Early September was typically the time when excursion boats began winding down the season. Undoubtedly, the most famous of firms that operated excursion vessels was Streckfus Steamers, of St. Louis and New Orleans.
Two of the Streckfus fleet’s most memorable riverboats were the Washington and J.S. This week’s Old Boat Column image is a rather sad view of the two stately steamboats at the end of their faithful careers, as they awaited dismantling.
Originally the Sidney, this sternwheeler was built in 1880; the wooden hull was constructed at Murraysville, W.Va., and the superstructure completed at Wheeling. The hull measured 221 feet in length by 35 feet in width. The engines had 17-inch cylinders with a 7.5-foot stroke.
The boat initially ran in the Wheeling–Cincinnati trade and was noted for being painted yellow with brightly colored trim. Sold to the Diamond Jo Line on the Upper Mississippi River to run in the St. Louis–St. Paul trade, the boat was later purchased by the Streckfus Steamboat Line to replace its sternwheeler J.S., which was tragically destroyed by fire in 1910.
With Capt. Roy Streckfus in command and 600 passengers aboard, the Sidney had the distinction of being the first commercial boat to enter the new lock at Keokuk (along with the G.W. Hill) in 1913.
The Sidney was taken to New Orleans during the winter months to run excursions. In 1921, the boat was completely rebuilt at Mound City, Ill., and renamed Washington. Operated on the Ohio River (with Capt. Fred Way as pilot), the steamer was based at Cincinnati and later Pittsburgh, managed by Capt. D.W. Wisherd.
The Washington ran for only a portion of the 1937 season and was taken to St. Louis for dismantling above the Eads Bridge. Artifacts from the riverboat, including the pilothouse and smokestacks, were sold at the levee to collectors.
Rebuilt from the packet Quincy, this sidewheeler was constructed at Dubuque in 1896 for the Diamond Jo Line. Built on a wooden hull measuring 264 feet in length by 42 feet in width, the steamer’s engines (23-inch cylinders with an 8-foot stroke) were recycled from the packet Gem City.
Capt. John Streckfus remodeled the Quincy into an excursion boat in 1919. Inasmuch as no extravagance was spared, the big boat was touted as the “J.S. De Luxe.” Based at St. Louis, the steamboat was noted for its speed, sometimes covering 100 miles per day.
When Streckfus debuted the all-steel steamer President in 1934, the J.S., with Capt. Verne Streckfus in command, tramped the Mississippi from St. Paul to New Orleans and the Ohio from Pittsburgh to Cairo.
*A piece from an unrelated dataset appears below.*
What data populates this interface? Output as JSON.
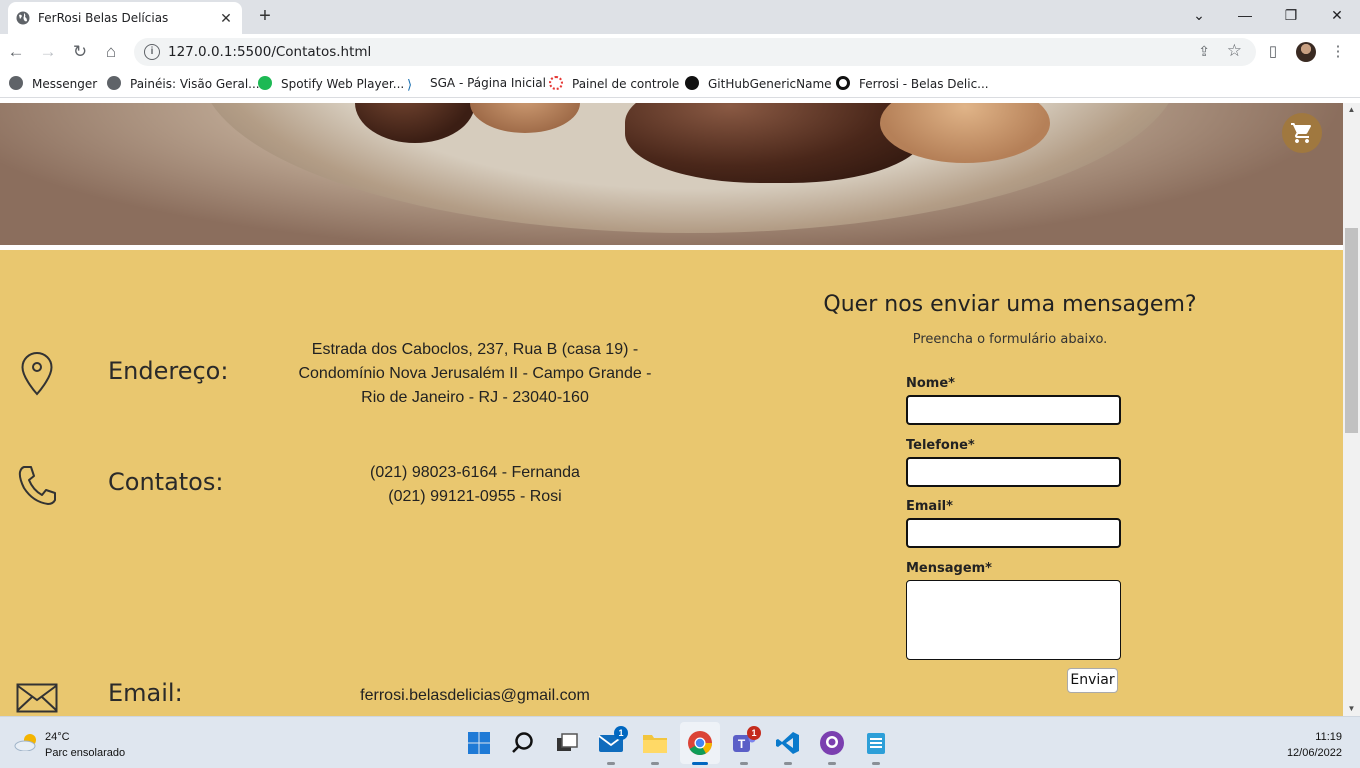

After a long and fruitful career, the J.S. was retired and tied up at the St. Louis levee in 1938.
River historian Ruth Ferris (1897-1993) recalled to this writer how the brightly colored name “De Luxe” on the sidewheel box proudly stood out against the ruins of the riverboat as it was scrapped. Rows of wooden jigsaw railing and gingerbread trim were piled high on the cobblestone wharf.
After all salvageable parts were removed, the remains of the J.S. were reportedly hauled to a junk yard.
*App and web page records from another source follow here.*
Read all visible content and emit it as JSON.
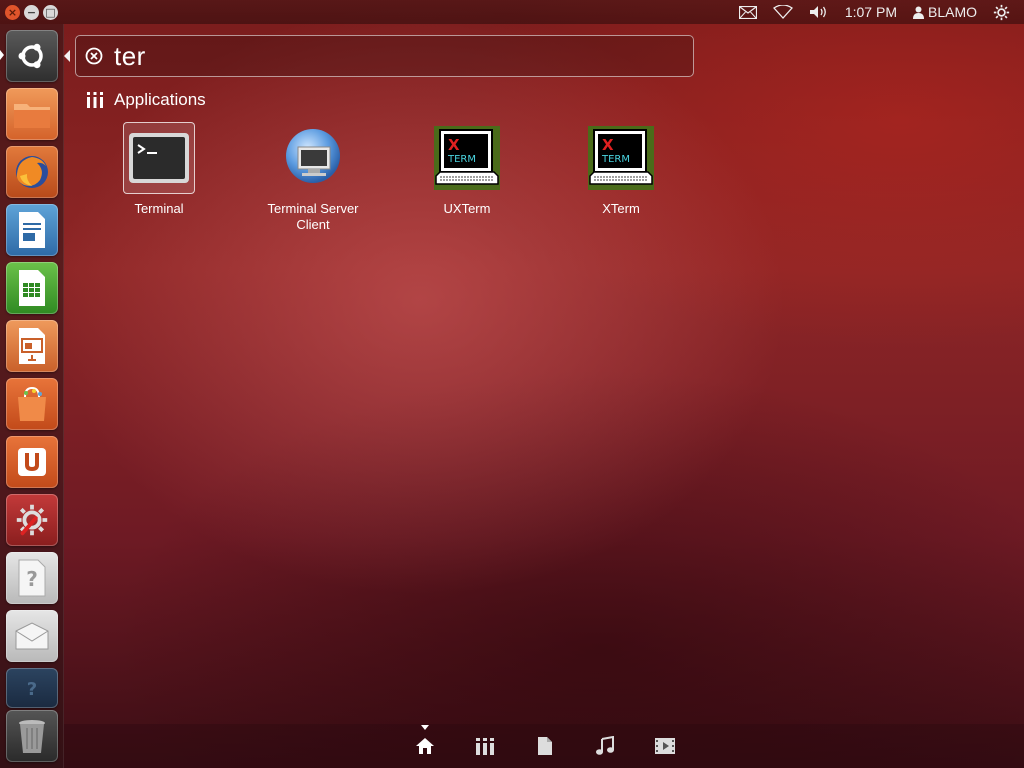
{
  "window_controls": {
    "close": "×",
    "minimize": "−",
    "maximize": "□"
  },
  "top_panel": {
    "icons": [
      "mail-icon",
      "wifi-icon",
      "volume-icon"
    ],
    "clock": "1:07 PM",
    "user": "BLAMO",
    "settings_icon": "gear-icon"
  },
  "launcher": {
    "items": [
      {
        "name": "ubuntu-dash",
        "icon": "ubuntu-logo-icon"
      },
      {
        "name": "files",
        "icon": "folder-icon"
      },
      {
        "name": "firefox",
        "icon": "firefox-icon"
      },
      {
        "name": "libreoffice-writer",
        "icon": "writer-icon"
      },
      {
        "name": "libreoffice-calc",
        "icon": "calc-icon"
      },
      {
        "name": "libreoffice-impress",
        "icon": "impress-icon"
      },
      {
        "name": "ubuntu-software-center",
        "icon": "software-center-icon"
      },
      {
        "name": "ubuntu-one",
        "icon": "ubuntu-one-icon"
      },
      {
        "name": "system-settings",
        "icon": "settings-icon"
      },
      {
        "name": "unknown-app",
        "icon": "question-icon"
      },
      {
        "name": "mail-app",
        "icon": "envelope-icon"
      },
      {
        "name": "unknown-app-2",
        "icon": "question-icon"
      },
      {
        "name": "trash",
        "icon": "trash-icon"
      }
    ]
  },
  "dash": {
    "search_query": "ter",
    "category": "Applications",
    "apps": [
      {
        "label": "Terminal",
        "icon": "terminal-icon",
        "selected": true
      },
      {
        "label": "Terminal Server Client",
        "icon": "remote-desktop-icon",
        "selected": false
      },
      {
        "label": "UXTerm",
        "icon": "xterm-icon",
        "selected": false
      },
      {
        "label": "XTerm",
        "icon": "xterm-icon",
        "selected": false
      }
    ],
    "xterm_glyph": "X",
    "xterm_word": "TERM"
  },
  "lenses": [
    "home-lens-icon",
    "applications-lens-icon",
    "files-lens-icon",
    "music-lens-icon",
    "video-lens-icon"
  ],
  "colors": {
    "accent": "#dd4814",
    "background": "#8e2626"
  }
}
Editor’s note: For questions or suggestions regarding the Old Boat Column, Keith Norrington may be contacted by e-mail at email@example.com, or by mail through the Howard Steamboat Museum at P.O. Box 606, Jeffersonville, Ind. 47131-0606.
Caption for photo: The retired Streckfus excursion steamboats Washington (left) and J.S., at the St. Louis levee in December 1938. (Keith Norrington collection)